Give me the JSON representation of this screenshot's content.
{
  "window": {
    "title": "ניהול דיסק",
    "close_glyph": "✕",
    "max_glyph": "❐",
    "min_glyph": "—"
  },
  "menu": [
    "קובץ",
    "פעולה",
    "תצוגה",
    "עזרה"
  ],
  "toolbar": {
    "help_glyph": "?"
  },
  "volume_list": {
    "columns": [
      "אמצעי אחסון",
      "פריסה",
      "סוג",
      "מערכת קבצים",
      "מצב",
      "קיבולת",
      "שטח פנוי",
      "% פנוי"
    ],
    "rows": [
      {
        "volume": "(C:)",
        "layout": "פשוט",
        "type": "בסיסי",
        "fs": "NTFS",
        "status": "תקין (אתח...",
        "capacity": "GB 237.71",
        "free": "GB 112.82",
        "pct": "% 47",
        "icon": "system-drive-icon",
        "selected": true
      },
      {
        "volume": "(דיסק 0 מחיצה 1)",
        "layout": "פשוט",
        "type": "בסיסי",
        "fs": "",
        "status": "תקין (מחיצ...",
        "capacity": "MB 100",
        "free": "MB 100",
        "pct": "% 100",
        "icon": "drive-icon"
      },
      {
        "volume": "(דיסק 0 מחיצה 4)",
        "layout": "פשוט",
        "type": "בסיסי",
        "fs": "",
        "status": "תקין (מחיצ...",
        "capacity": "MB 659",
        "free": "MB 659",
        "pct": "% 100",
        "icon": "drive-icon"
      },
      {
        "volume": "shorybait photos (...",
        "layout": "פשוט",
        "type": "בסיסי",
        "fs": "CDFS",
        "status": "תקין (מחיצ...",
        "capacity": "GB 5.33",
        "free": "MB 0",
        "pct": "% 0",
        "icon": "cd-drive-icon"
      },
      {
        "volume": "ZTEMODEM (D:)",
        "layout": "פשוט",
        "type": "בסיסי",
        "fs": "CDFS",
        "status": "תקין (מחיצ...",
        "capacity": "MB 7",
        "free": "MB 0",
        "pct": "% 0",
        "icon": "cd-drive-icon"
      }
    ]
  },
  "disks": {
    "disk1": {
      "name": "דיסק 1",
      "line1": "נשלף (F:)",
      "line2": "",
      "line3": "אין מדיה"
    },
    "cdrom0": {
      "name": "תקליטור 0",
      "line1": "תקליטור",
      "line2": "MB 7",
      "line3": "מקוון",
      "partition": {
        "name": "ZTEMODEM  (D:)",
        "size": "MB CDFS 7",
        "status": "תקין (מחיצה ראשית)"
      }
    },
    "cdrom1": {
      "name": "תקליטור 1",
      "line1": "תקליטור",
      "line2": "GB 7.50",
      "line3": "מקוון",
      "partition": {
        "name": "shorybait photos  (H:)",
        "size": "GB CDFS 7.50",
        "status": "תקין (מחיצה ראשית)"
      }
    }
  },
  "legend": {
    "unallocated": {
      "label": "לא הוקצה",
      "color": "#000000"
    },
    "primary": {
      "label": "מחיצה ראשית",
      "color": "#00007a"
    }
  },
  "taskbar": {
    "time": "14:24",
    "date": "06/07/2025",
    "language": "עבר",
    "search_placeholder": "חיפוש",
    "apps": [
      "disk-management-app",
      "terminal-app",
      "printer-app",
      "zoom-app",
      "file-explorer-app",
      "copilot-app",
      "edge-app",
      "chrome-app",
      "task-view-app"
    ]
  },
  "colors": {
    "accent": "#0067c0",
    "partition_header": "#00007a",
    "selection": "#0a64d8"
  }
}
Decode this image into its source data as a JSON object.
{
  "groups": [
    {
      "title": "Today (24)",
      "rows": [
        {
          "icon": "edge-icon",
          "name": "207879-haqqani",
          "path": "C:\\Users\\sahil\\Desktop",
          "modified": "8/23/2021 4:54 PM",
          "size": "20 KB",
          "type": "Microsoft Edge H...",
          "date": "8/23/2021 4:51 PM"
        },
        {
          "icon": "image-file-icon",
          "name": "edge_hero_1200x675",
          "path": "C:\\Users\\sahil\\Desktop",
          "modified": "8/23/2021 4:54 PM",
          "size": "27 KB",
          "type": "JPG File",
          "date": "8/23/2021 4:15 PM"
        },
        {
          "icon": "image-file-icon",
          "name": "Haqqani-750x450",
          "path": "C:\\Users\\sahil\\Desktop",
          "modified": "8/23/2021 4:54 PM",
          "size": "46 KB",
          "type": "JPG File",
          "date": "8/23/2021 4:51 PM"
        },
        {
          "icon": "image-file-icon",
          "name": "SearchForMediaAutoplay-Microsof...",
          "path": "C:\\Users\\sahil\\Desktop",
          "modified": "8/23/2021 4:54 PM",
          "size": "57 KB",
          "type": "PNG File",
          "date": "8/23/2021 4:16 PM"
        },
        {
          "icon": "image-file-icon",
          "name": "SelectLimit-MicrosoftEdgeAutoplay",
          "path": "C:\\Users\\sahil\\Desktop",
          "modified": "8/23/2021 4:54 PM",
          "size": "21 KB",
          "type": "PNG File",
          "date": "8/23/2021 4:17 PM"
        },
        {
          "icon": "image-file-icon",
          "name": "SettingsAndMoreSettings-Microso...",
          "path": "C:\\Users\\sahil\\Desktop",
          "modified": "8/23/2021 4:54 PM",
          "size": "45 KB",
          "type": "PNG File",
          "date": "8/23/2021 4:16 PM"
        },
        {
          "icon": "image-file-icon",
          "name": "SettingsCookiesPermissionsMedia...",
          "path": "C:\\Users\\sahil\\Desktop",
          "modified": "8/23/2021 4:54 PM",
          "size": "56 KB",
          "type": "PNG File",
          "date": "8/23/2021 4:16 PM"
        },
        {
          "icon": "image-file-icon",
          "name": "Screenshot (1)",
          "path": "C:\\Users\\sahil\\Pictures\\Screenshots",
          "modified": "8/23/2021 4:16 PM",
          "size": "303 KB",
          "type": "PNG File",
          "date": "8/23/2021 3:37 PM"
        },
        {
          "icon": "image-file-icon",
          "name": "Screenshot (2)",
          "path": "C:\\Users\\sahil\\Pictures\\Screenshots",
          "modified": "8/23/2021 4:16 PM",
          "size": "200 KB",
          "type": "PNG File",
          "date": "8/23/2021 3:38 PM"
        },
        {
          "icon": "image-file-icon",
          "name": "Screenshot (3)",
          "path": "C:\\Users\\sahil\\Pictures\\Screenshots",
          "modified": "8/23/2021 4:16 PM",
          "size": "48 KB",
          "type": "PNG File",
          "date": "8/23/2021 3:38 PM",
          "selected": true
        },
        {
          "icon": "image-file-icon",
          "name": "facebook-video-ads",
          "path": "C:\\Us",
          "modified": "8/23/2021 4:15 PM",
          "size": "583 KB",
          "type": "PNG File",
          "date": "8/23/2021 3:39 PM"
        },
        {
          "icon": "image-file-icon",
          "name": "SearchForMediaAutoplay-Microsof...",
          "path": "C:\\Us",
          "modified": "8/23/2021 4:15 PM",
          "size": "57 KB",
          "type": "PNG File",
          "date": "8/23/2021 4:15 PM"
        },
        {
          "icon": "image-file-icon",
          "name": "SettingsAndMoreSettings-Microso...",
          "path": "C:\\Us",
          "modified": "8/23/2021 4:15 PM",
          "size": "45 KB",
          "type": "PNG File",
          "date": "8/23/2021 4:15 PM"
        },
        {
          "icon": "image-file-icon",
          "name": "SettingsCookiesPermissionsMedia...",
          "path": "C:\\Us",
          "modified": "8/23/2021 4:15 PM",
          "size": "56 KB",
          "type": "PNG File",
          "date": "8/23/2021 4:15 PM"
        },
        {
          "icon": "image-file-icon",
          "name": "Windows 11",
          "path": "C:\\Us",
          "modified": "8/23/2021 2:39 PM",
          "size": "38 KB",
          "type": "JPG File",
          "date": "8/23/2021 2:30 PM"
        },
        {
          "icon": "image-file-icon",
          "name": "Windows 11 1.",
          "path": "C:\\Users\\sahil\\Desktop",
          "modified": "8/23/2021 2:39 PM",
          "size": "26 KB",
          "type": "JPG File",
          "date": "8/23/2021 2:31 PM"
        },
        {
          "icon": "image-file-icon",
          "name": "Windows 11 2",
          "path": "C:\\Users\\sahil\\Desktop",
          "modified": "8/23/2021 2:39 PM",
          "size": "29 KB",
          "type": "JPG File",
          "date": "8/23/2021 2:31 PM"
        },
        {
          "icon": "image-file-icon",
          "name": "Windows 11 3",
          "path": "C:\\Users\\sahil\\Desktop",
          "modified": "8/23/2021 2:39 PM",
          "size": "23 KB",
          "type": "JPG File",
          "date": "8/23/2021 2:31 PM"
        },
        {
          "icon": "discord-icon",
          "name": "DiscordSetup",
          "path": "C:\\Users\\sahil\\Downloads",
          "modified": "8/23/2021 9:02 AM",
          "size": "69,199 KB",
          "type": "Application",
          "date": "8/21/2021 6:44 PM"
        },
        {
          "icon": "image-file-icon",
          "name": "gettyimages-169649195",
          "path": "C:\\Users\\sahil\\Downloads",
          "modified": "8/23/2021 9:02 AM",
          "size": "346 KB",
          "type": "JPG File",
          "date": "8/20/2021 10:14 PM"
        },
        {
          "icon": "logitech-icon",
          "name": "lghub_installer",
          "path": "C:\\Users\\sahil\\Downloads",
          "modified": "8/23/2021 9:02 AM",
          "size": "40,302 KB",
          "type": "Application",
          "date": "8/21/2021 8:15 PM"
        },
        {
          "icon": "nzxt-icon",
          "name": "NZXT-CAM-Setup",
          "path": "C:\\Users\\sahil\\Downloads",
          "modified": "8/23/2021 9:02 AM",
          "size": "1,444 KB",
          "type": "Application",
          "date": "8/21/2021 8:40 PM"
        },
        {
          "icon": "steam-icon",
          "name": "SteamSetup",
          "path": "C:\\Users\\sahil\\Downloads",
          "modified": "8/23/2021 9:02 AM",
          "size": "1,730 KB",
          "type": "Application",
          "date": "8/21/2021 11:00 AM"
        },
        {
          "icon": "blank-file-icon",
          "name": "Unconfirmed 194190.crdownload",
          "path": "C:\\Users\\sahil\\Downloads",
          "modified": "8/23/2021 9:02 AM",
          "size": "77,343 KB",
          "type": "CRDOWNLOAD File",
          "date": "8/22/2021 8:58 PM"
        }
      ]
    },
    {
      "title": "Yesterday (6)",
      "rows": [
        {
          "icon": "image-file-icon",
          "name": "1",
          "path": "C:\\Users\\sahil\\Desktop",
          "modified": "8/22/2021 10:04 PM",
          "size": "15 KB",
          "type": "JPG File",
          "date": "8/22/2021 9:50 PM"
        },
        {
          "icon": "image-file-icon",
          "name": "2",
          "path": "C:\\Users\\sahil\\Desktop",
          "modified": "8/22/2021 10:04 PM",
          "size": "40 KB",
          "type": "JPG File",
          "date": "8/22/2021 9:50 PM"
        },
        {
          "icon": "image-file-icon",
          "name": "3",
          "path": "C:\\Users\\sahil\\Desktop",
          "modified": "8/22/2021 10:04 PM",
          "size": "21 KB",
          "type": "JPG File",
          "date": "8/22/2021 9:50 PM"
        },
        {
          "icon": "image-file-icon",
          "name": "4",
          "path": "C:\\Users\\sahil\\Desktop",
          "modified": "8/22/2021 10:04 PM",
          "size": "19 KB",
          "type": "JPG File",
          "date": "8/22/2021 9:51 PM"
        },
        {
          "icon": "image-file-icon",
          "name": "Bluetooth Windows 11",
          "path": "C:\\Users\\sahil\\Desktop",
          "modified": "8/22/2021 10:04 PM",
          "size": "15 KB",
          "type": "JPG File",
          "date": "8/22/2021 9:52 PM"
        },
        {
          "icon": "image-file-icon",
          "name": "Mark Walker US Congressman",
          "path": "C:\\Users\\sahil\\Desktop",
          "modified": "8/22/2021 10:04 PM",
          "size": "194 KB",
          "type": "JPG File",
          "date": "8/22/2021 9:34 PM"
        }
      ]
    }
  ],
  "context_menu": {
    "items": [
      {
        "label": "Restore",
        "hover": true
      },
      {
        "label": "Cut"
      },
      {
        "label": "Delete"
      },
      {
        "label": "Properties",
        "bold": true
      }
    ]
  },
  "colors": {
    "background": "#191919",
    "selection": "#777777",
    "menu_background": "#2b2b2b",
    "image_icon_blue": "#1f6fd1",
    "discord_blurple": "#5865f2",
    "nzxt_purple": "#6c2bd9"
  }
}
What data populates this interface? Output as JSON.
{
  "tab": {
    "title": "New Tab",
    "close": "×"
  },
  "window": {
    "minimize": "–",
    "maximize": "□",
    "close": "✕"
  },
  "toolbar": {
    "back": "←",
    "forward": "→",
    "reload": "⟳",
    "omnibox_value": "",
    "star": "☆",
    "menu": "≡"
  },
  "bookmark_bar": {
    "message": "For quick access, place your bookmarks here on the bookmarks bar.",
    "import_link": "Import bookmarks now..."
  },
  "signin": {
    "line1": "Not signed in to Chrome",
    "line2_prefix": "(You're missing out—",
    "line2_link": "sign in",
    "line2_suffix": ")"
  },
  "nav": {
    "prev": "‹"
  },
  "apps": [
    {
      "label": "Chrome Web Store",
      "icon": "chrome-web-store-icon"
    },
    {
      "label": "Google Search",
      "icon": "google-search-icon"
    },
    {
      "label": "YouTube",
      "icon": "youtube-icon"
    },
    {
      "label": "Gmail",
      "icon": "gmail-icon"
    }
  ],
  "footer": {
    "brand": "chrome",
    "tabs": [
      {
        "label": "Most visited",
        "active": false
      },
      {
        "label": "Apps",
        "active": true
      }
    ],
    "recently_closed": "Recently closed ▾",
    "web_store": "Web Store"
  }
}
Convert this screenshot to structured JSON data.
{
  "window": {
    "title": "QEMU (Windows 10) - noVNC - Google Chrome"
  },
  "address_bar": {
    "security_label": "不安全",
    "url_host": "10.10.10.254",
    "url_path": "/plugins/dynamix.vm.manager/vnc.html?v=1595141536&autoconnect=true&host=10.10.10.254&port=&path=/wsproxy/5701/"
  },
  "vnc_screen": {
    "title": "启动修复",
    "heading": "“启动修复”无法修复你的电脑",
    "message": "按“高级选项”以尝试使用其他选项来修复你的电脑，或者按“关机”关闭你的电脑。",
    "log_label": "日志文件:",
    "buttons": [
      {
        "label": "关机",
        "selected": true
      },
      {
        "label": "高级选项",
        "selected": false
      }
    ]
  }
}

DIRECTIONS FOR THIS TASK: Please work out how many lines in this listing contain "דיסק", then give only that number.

ANSWER BELOW: 4